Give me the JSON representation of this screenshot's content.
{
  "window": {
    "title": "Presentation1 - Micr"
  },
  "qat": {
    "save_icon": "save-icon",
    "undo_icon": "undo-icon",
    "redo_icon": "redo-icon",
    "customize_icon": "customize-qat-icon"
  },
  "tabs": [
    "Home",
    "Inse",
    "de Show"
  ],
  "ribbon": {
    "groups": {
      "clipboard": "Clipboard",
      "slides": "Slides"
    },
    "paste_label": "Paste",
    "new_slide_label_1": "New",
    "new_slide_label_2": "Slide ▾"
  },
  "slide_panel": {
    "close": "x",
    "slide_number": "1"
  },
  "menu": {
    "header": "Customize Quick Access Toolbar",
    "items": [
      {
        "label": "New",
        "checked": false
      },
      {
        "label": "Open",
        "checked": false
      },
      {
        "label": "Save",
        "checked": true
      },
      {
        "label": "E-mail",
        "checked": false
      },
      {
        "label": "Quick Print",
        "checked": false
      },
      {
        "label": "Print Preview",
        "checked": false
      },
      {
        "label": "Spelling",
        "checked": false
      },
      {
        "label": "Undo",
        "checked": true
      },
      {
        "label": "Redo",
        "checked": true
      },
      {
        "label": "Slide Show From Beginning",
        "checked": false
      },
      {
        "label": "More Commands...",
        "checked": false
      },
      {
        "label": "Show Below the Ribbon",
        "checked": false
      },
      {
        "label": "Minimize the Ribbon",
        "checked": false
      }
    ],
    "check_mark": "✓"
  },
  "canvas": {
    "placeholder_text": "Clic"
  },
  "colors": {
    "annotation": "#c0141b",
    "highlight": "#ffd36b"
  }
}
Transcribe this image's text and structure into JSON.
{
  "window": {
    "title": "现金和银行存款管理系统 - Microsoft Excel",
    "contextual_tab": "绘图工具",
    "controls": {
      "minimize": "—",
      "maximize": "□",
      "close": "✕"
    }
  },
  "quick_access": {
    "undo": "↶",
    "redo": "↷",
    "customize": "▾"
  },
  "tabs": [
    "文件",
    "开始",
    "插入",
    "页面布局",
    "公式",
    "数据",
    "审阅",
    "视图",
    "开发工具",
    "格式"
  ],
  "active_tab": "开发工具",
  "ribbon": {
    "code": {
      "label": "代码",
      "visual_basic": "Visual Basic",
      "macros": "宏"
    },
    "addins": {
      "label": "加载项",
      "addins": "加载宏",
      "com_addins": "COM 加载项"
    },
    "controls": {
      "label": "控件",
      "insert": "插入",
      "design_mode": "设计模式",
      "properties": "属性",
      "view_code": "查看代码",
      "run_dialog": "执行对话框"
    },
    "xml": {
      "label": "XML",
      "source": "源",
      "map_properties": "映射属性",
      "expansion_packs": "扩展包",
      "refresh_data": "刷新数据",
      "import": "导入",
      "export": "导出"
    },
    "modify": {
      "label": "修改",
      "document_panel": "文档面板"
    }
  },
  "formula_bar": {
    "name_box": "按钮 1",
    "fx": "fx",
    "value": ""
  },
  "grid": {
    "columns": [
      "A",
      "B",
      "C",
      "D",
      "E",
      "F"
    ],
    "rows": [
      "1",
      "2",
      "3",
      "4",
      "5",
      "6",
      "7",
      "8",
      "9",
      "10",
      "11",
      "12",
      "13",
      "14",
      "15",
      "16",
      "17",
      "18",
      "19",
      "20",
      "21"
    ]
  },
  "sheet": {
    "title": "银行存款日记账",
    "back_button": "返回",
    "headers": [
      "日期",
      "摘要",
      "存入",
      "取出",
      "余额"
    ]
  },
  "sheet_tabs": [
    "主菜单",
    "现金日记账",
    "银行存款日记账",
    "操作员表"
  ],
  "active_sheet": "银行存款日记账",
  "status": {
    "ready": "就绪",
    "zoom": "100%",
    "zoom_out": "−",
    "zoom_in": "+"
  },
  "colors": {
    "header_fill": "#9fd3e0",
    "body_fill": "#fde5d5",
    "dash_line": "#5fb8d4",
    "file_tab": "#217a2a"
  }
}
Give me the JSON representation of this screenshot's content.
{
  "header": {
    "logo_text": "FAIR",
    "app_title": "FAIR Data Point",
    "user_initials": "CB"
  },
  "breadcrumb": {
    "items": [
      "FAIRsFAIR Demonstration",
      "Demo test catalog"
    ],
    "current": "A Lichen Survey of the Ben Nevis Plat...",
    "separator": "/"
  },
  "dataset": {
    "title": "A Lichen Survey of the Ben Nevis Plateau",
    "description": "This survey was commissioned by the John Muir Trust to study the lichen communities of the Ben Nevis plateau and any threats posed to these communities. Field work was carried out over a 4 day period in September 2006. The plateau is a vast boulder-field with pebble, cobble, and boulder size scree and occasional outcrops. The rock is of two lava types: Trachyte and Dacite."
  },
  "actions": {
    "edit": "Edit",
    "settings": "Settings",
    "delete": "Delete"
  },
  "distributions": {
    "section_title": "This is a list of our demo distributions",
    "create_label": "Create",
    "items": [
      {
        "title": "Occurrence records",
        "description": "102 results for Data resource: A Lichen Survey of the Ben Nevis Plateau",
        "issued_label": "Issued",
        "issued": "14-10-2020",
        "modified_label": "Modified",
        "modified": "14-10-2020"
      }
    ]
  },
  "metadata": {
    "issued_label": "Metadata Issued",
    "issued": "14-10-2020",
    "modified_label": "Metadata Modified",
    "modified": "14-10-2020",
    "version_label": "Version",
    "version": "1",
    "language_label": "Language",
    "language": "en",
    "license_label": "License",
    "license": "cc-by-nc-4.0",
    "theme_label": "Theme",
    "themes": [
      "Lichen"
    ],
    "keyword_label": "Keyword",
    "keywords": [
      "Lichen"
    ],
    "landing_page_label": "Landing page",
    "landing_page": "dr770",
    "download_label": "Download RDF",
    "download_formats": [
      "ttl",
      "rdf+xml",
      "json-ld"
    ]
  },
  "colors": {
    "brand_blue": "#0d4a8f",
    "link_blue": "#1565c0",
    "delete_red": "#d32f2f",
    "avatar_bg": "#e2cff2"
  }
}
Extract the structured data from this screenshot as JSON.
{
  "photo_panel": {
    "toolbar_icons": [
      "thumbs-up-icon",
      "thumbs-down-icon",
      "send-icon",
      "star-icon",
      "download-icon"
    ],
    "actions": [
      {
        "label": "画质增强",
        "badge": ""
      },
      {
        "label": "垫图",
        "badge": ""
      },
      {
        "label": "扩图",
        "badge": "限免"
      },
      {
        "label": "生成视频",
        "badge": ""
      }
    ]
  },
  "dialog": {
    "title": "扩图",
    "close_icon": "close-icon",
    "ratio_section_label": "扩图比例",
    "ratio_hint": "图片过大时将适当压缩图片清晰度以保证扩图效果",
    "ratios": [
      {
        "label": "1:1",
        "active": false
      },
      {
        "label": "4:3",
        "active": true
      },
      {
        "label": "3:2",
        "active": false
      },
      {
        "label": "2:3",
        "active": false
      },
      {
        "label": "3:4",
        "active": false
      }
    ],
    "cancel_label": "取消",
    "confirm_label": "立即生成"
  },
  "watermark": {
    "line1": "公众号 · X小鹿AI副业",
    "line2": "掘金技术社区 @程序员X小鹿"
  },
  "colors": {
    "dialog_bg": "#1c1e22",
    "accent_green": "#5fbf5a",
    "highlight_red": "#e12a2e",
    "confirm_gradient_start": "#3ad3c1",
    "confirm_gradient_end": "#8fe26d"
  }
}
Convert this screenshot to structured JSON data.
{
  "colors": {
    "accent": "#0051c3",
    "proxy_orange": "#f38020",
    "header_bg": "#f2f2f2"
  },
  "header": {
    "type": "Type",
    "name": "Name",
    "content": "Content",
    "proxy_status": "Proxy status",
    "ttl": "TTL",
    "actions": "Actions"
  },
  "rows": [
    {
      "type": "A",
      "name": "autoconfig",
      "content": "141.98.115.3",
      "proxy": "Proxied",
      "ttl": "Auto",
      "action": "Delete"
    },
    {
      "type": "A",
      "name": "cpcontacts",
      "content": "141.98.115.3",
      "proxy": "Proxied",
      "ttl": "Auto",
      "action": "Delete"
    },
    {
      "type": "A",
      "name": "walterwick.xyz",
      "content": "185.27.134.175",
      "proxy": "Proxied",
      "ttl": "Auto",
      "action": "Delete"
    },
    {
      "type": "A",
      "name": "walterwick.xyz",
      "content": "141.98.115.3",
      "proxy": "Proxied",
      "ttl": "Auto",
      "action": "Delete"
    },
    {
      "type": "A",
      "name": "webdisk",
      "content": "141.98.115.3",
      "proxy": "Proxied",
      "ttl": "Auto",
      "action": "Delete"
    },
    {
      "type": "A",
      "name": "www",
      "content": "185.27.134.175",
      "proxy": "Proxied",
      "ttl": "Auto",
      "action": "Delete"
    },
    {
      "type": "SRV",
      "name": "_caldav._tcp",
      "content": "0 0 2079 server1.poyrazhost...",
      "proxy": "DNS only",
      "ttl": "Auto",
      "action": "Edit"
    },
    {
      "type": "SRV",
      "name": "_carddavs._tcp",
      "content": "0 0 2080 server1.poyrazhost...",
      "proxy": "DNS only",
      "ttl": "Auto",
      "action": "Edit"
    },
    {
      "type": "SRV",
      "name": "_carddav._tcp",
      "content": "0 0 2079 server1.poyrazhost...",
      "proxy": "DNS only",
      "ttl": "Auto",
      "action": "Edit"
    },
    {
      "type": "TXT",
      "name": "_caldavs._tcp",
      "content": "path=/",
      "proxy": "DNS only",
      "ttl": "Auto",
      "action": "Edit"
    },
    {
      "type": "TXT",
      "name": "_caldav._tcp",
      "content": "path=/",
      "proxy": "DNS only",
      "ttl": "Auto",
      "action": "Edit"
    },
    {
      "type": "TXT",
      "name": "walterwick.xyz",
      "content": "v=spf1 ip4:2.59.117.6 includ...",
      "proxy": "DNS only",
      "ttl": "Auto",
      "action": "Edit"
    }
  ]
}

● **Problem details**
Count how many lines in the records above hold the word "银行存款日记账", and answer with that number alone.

● **Output of the exercise**
3